- [WHAT YOU HAVE TO DO] Which lines hold the string "votre"? Copy each of them from the material below.

BEGIN

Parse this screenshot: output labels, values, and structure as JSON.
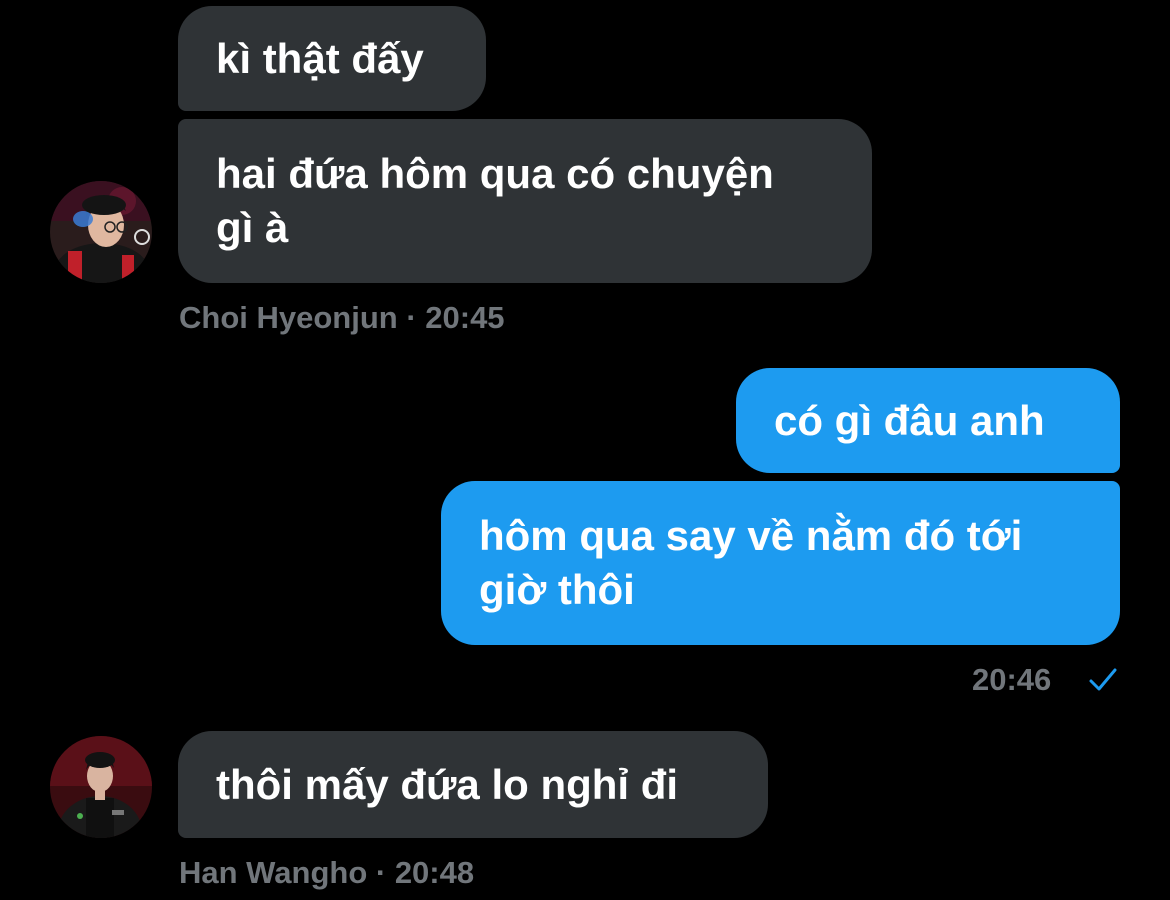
{
  "colors": {
    "background": "#000000",
    "incoming_bubble": "#2f3336",
    "outgoing_bubble": "#1d9bf0",
    "meta_text": "#71767b",
    "read_check": "#1d9bf0"
  },
  "messages": [
    {
      "direction": "incoming",
      "text": "kì thật đấy"
    },
    {
      "direction": "incoming",
      "text": "hai đứa hôm qua có chuyện\ngì à"
    },
    {
      "direction": "outgoing",
      "text": "có gì đâu anh"
    },
    {
      "direction": "outgoing",
      "text": "hôm qua say về nằm đó tới\ngiờ thôi"
    },
    {
      "direction": "incoming",
      "text": "thôi mấy đứa lo nghỉ đi"
    }
  ],
  "meta": {
    "group1": {
      "sender": "Choi Hyeonjun",
      "separator": "·",
      "time": "20:45",
      "label": "Choi Hyeonjun · 20:45"
    },
    "group2": {
      "time": "20:46",
      "status_icon": "check-icon"
    },
    "group3": {
      "sender": "Han Wangho",
      "separator": "·",
      "time": "20:48",
      "label": "Han Wangho · 20:48"
    }
  },
  "avatars": [
    {
      "name": "avatar-choi-hyeonjun",
      "icon": "user-photo"
    },
    {
      "name": "avatar-han-wangho",
      "icon": "user-photo"
    }
  ]
}
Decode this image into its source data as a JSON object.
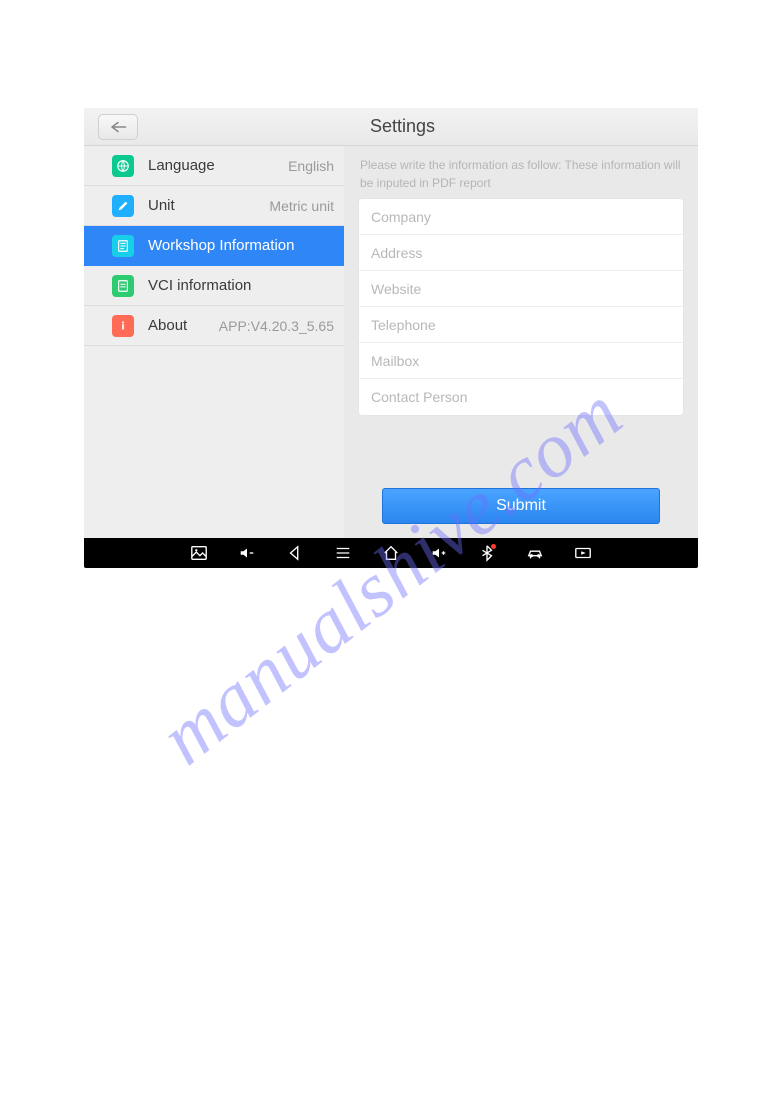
{
  "header": {
    "title": "Settings"
  },
  "sidebar": {
    "items": [
      {
        "label": "Language",
        "value": "English",
        "icon": "globe-icon",
        "iconClass": "ic-green"
      },
      {
        "label": "Unit",
        "value": "Metric unit",
        "icon": "pencil-icon",
        "iconClass": "ic-blue"
      },
      {
        "label": "Workshop Information",
        "value": "",
        "icon": "form-icon",
        "iconClass": "ic-blue2",
        "active": true
      },
      {
        "label": "VCI information",
        "value": "",
        "icon": "doc-icon",
        "iconClass": "ic-green2"
      },
      {
        "label": "About",
        "value": "APP:V4.20.3_5.65",
        "icon": "info-icon",
        "iconClass": "ic-red"
      }
    ]
  },
  "main": {
    "hint": "Please write the information as follow: These information will be inputed in PDF report",
    "fields": {
      "company": {
        "placeholder": "Company"
      },
      "address": {
        "placeholder": "Address"
      },
      "website": {
        "placeholder": "Website"
      },
      "telephone": {
        "placeholder": "Telephone"
      },
      "mailbox": {
        "placeholder": "Mailbox"
      },
      "contact_person": {
        "placeholder": "Contact Person"
      }
    },
    "submit_label": "Submit"
  },
  "watermark": "manualshive.com"
}
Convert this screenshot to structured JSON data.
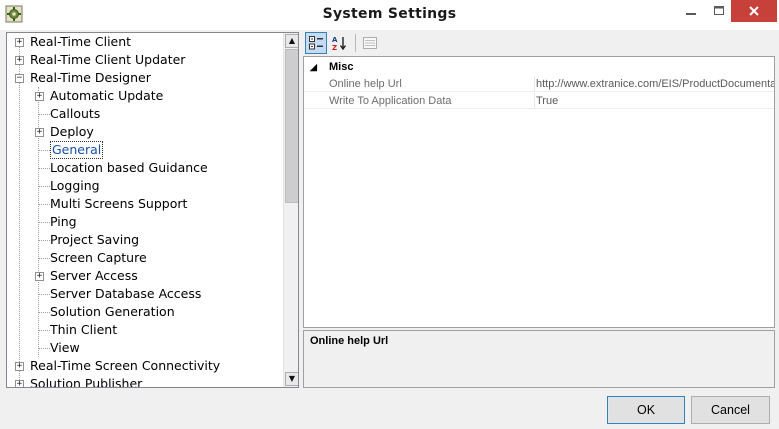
{
  "window": {
    "title": "System Settings",
    "minimize_glyph": "▬",
    "maximize_glyph": "□",
    "close_glyph": "✕",
    "app_icon": "gear-icon"
  },
  "tree": {
    "items": [
      {
        "label": "Real-Time Client",
        "level": 0,
        "expander": "+"
      },
      {
        "label": "Real-Time Client Updater",
        "level": 0,
        "expander": "+"
      },
      {
        "label": "Real-Time Designer",
        "level": 0,
        "expander": "−"
      },
      {
        "label": "Automatic Update",
        "level": 1,
        "expander": "+"
      },
      {
        "label": "Callouts",
        "level": 1,
        "expander": ""
      },
      {
        "label": "Deploy",
        "level": 1,
        "expander": "+"
      },
      {
        "label": "General",
        "level": 1,
        "expander": "",
        "selected": true
      },
      {
        "label": "Location based Guidance",
        "level": 1,
        "expander": ""
      },
      {
        "label": "Logging",
        "level": 1,
        "expander": ""
      },
      {
        "label": "Multi Screens Support",
        "level": 1,
        "expander": ""
      },
      {
        "label": "Ping",
        "level": 1,
        "expander": ""
      },
      {
        "label": "Project Saving",
        "level": 1,
        "expander": ""
      },
      {
        "label": "Screen Capture",
        "level": 1,
        "expander": ""
      },
      {
        "label": "Server Access",
        "level": 1,
        "expander": "+"
      },
      {
        "label": "Server Database Access",
        "level": 1,
        "expander": ""
      },
      {
        "label": "Solution Generation",
        "level": 1,
        "expander": ""
      },
      {
        "label": "Thin Client",
        "level": 1,
        "expander": ""
      },
      {
        "label": "View",
        "level": 1,
        "expander": ""
      },
      {
        "label": "Real-Time Screen Connectivity",
        "level": 0,
        "expander": "+"
      },
      {
        "label": "Solution Publisher",
        "level": 0,
        "expander": "+"
      }
    ],
    "scroll_up_glyph": "▲",
    "scroll_down_glyph": "▼"
  },
  "property_grid": {
    "toolbar": {
      "categorized_glyph": "☷",
      "alphabetical_glyph": "A↓",
      "pages_glyph": "▤"
    },
    "category": {
      "toggle": "◢",
      "label": "Misc"
    },
    "properties": [
      {
        "name": "Online help Url",
        "value": "http://www.extranice.com/EIS/ProductDocumentation"
      },
      {
        "name": "Write To Application Data",
        "value": "True"
      }
    ],
    "description_title": "Online help Url"
  },
  "buttons": {
    "ok_label": "OK",
    "cancel_label": "Cancel"
  },
  "colors": {
    "close_button": "#c7413a",
    "selected_text": "#1650a8",
    "default_button_border": "#3c7fb1"
  }
}
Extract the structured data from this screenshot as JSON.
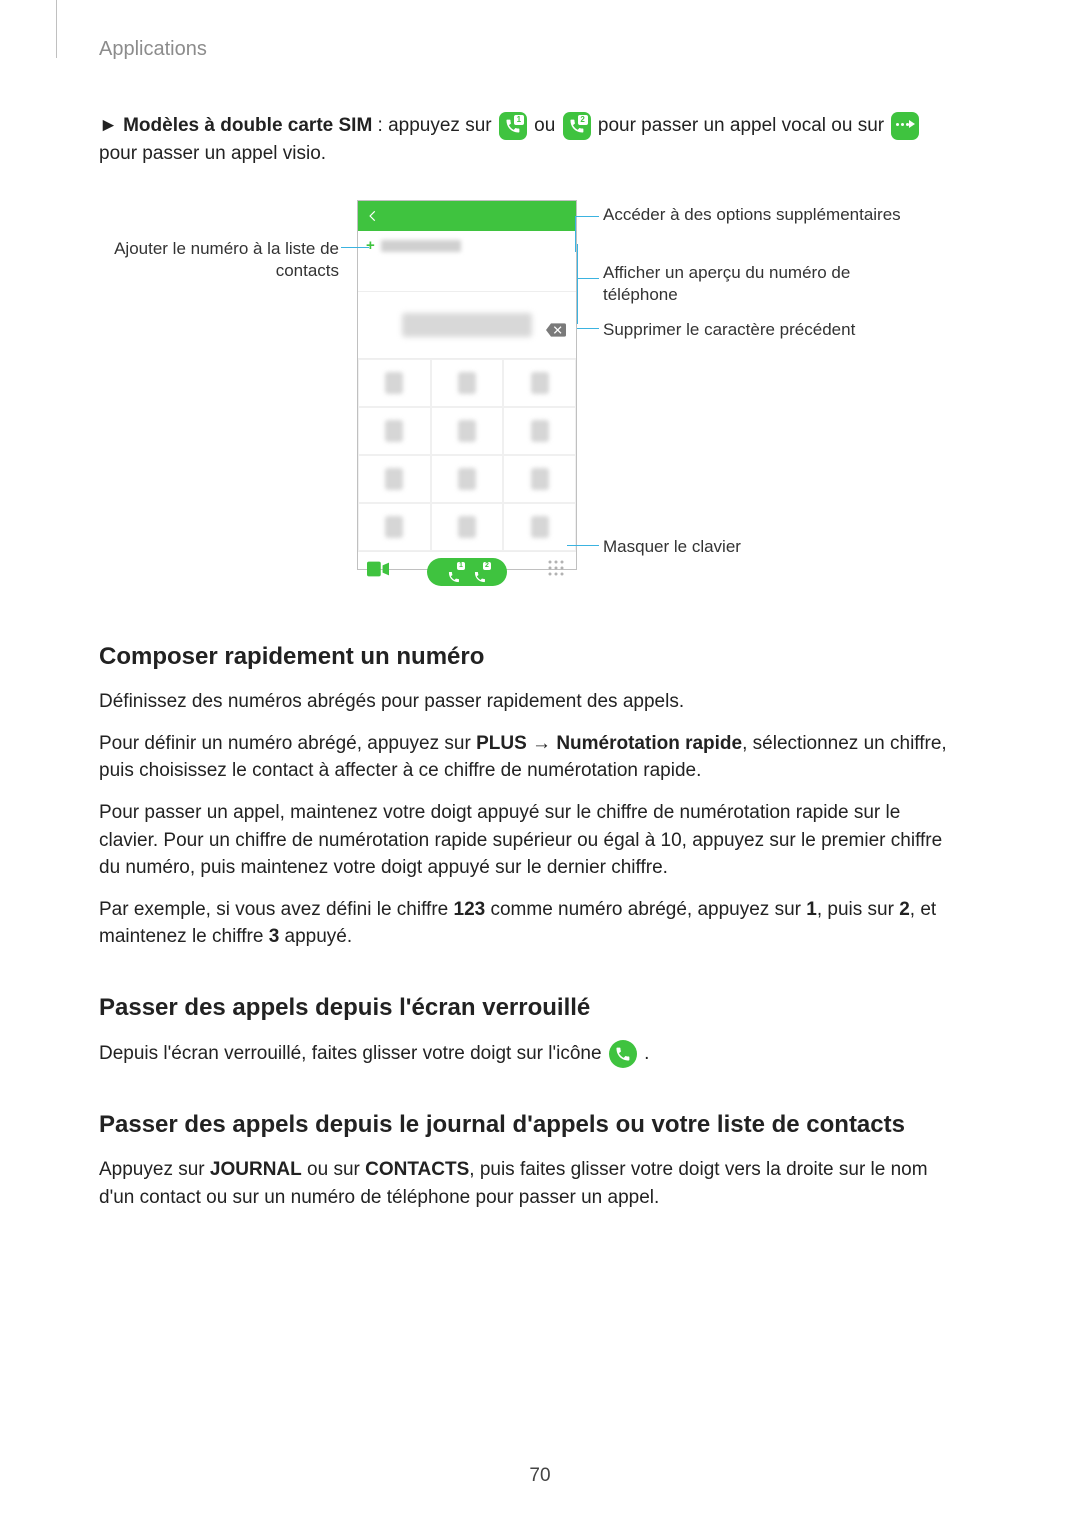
{
  "header": {
    "section": "Applications"
  },
  "intro": {
    "prefix": "► ",
    "bold": "Modèles à double carte SIM",
    "mid1": " : appuyez sur ",
    "mid2": " ou ",
    "mid3": " pour passer un appel vocal ou sur ",
    "end": " pour passer un appel visio."
  },
  "callouts": {
    "left1": "Ajouter le numéro à la liste de contacts",
    "right1": "Accéder à des options supplémentaires",
    "right2": "Afficher un aperçu du numéro de téléphone",
    "right3": "Supprimer le caractère précédent",
    "right4": "Masquer le clavier"
  },
  "sectionA": {
    "title": "Composer rapidement un numéro",
    "p1": "Définissez des numéros abrégés pour passer rapidement des appels.",
    "p2a": "Pour définir un numéro abrégé, appuyez sur ",
    "p2b": "PLUS",
    "p2c": " → ",
    "p2d": "Numérotation rapide",
    "p2e": ", sélectionnez un chiffre, puis choisissez le contact à affecter à ce chiffre de numérotation rapide.",
    "p3": "Pour passer un appel, maintenez votre doigt appuyé sur le chiffre de numérotation rapide sur le clavier. Pour un chiffre de numérotation rapide supérieur ou égal à 10, appuyez sur le premier chiffre du numéro, puis maintenez votre doigt appuyé sur le dernier chiffre.",
    "p4a": "Par exemple, si vous avez défini le chiffre ",
    "p4b": "123",
    "p4c": " comme numéro abrégé, appuyez sur ",
    "p4d": "1",
    "p4e": ", puis sur ",
    "p4f": "2",
    "p4g": ", et maintenez le chiffre ",
    "p4h": "3",
    "p4i": " appuyé."
  },
  "sectionB": {
    "title": "Passer des appels depuis l'écran verrouillé",
    "p1a": "Depuis l'écran verrouillé, faites glisser votre doigt sur l'icône ",
    "p1b": "."
  },
  "sectionC": {
    "title": "Passer des appels depuis le journal d'appels ou votre liste de contacts",
    "p1a": "Appuyez sur ",
    "p1b": "JOURNAL",
    "p1c": " ou sur ",
    "p1d": "CONTACTS",
    "p1e": ", puis faites glisser votre doigt vers la droite sur le nom d'un contact ou sur un numéro de téléphone pour passer un appel."
  },
  "footer": {
    "page": "70"
  },
  "icons": {
    "sim1": "1",
    "sim2": "2"
  }
}
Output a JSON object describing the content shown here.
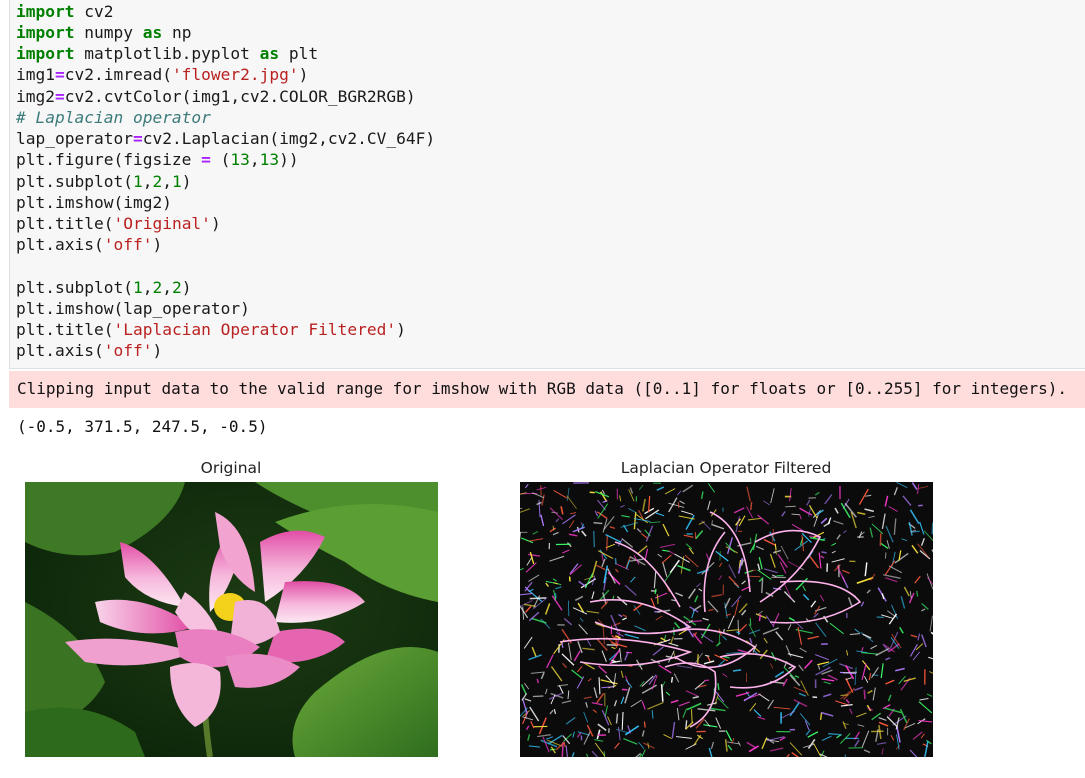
{
  "code_cell": {
    "lines": [
      "import cv2",
      "import numpy as np",
      "import matplotlib.pyplot as plt",
      "img1=cv2.imread('flower2.jpg')",
      "img2=cv2.cvtColor(img1,cv2.COLOR_BGR2RGB)",
      "# Laplacian operator",
      "lap_operator=cv2.Laplacian(img2,cv2.CV_64F)",
      "plt.figure(figsize = (13,13))",
      "plt.subplot(1,2,1)",
      "plt.imshow(img2)",
      "plt.title('Original')",
      "plt.axis('off')",
      "",
      "plt.subplot(1,2,2)",
      "plt.imshow(lap_operator)",
      "plt.title('Laplacian Operator Filtered')",
      "plt.axis('off')"
    ]
  },
  "output": {
    "warning": "Clipping input data to the valid range for imshow with RGB data ([0..1] for floats or [0..255] for integers).",
    "result": "(-0.5, 371.5, 247.5, -0.5)"
  },
  "figure": {
    "left_title": "Original",
    "right_title": "Laplacian Operator Filtered"
  },
  "colors": {
    "code_bg": "#f7f7f7",
    "stderr_bg": "#ffdddd",
    "keyword": "#008000",
    "string": "#ba2121",
    "comment": "#3d7b7b"
  }
}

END

- [ANSWER BELOW]
    "p3": "Pour passer un appel, maintenez votre doigt appuyé sur le chiffre de numérotation rapide sur le clavier. Pour un chiffre de numérotation rapide supérieur ou égal à 10, appuyez sur le premier chiffre du numéro, puis maintenez votre doigt appuyé sur le dernier chiffre.",
    "p1a": "Depuis l'écran verrouillé, faites glisser votre doigt sur l'icône ",
    "title": "Passer des appels depuis le journal d'appels ou votre liste de contacts",
    "p1e": ", puis faites glisser votre doigt vers la droite sur le nom d'un contact ou sur un numéro de téléphone pour passer un appel."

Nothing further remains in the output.